This artist’s impression shows the surface of the distant dwarf planet Makemake. This dwarf planet is about two thirds of the size of Pluto, and travels around the Sun in a distant path that lies beyond that of Pluto, but closer to the Sun than Eris, the most massive known dwarf planet in the Solar System.
The dwarf planet Makemake was observed by SPIRE during the science demonstration phase. This very faint and cold object was detected by making a difference image: by taking images 44 hours apart and subtracting the "before" image from the "after" image, the background sky is removed. Makemake, having moved in the intervening time, appears twice in the resulting image: once as a "negative image" and again as a "positive image".
This diagram shows the path of the shadow of the dwarf planet Makemake during an occultation of a faint star in April 2011, which revealed that it lacked an atmosphere. Several sites in South America, including ESO’s La Silla and Paranal Observatories, saw the star disappear briefly as its light was blocked by Makemake.
Pluto was demoted to dwarf planet status in 2006, joining Eris, Haumea, Makemake and Ceres.
An artist's illustration of Makemake, a dwarf planet out beyond the orbit of Neptune that also qualifies as a plutoid.
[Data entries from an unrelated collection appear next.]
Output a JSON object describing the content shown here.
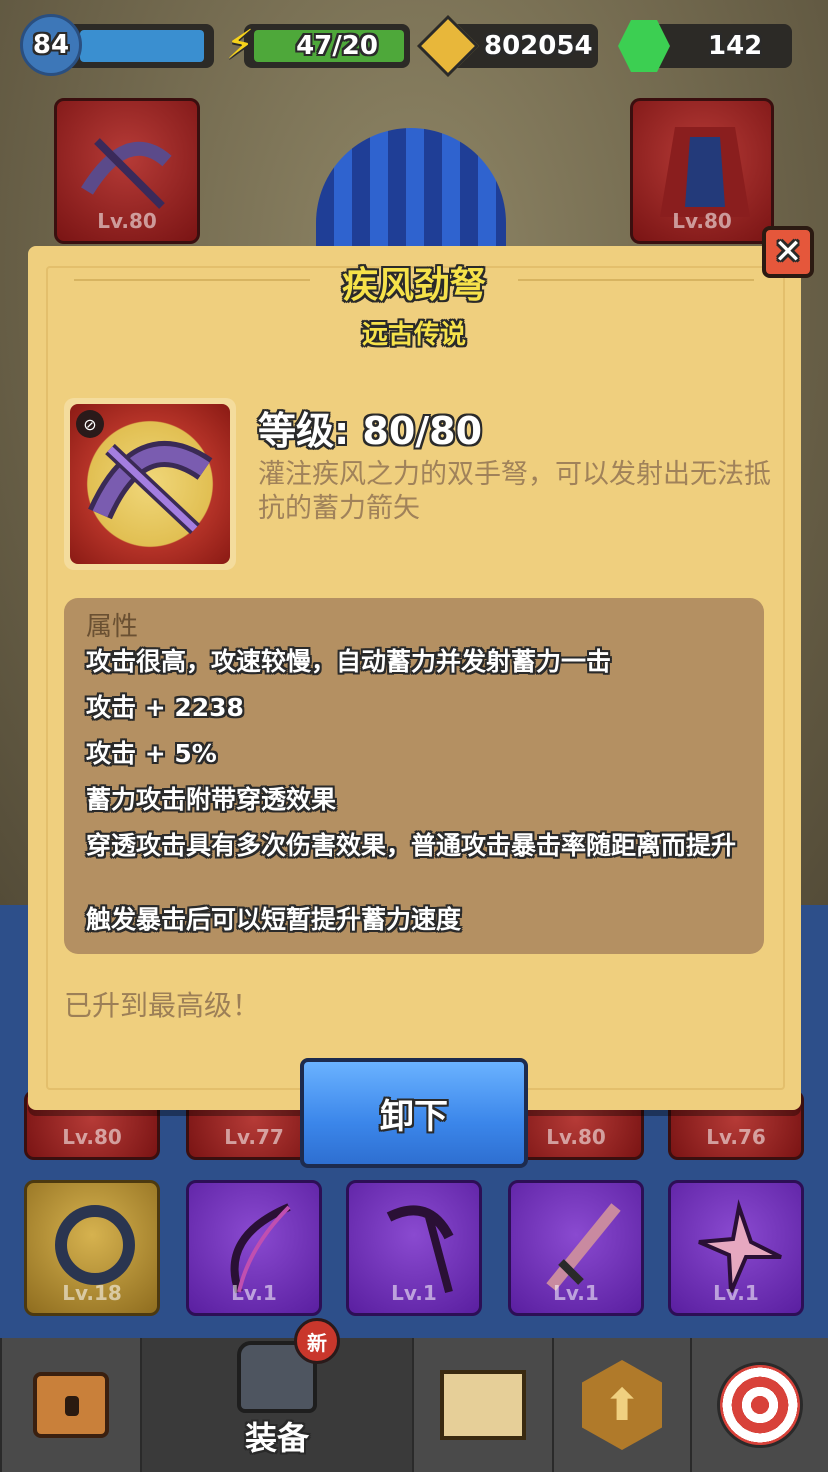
{
  "top_bar": {
    "player_level": "84",
    "energy": "47/20",
    "gold": "802054",
    "gems": "142"
  },
  "hero_slots": [
    {
      "level": "Lv.80",
      "type": "crossbow-icon"
    },
    {
      "level": "Lv.80",
      "type": "armor-icon"
    }
  ],
  "bag_slots_row1": [
    "Lv.80",
    "Lv.77",
    "Lv.80",
    "Lv.76"
  ],
  "bag_slots_row2": [
    {
      "level": "Lv.18",
      "type": "helmet-ring-icon",
      "rarity": "gold"
    },
    {
      "level": "Lv.1",
      "type": "bow-icon",
      "rarity": "purple"
    },
    {
      "level": "Lv.1",
      "type": "scythe-icon",
      "rarity": "purple"
    },
    {
      "level": "Lv.1",
      "type": "sword-icon",
      "rarity": "purple"
    },
    {
      "level": "Lv.1",
      "type": "shuriken-icon",
      "rarity": "purple"
    }
  ],
  "modal": {
    "title": "疾风劲弩",
    "quality": "远古传说",
    "level": "等级: 80/80",
    "description": "灌注疾风之力的双手弩，可以发射出无法抵抗的蓄力箭矢",
    "attributes_header": "属性",
    "attributes": [
      "攻击很高，攻速较慢，自动蓄力并发射蓄力一击",
      "攻击 + 2238",
      "攻击 + 5%",
      "蓄力攻击附带穿透效果",
      "穿透攻击具有多次伤害效果，普通攻击暴击率随距离而提升",
      "触发暴击后可以短暂提升蓄力速度"
    ],
    "max_level_text": "已升到最高级！",
    "unequip_label": "卸下"
  },
  "bottom_nav": {
    "equip_label": "装备",
    "new_badge": "新",
    "tabs": [
      "chest-icon",
      "armor-icon",
      "map-icon",
      "upgrade-arrow-icon",
      "target-icon"
    ]
  },
  "colors": {
    "modal_bg": "#efcf7e",
    "title_yellow": "#f6e24a",
    "attr_box": "#b49062",
    "unequip_blue": "#3b86ea",
    "close_red": "#e5573b"
  }
}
An early artist's interpretation of the dwarf planet Makemake beyond Pluto.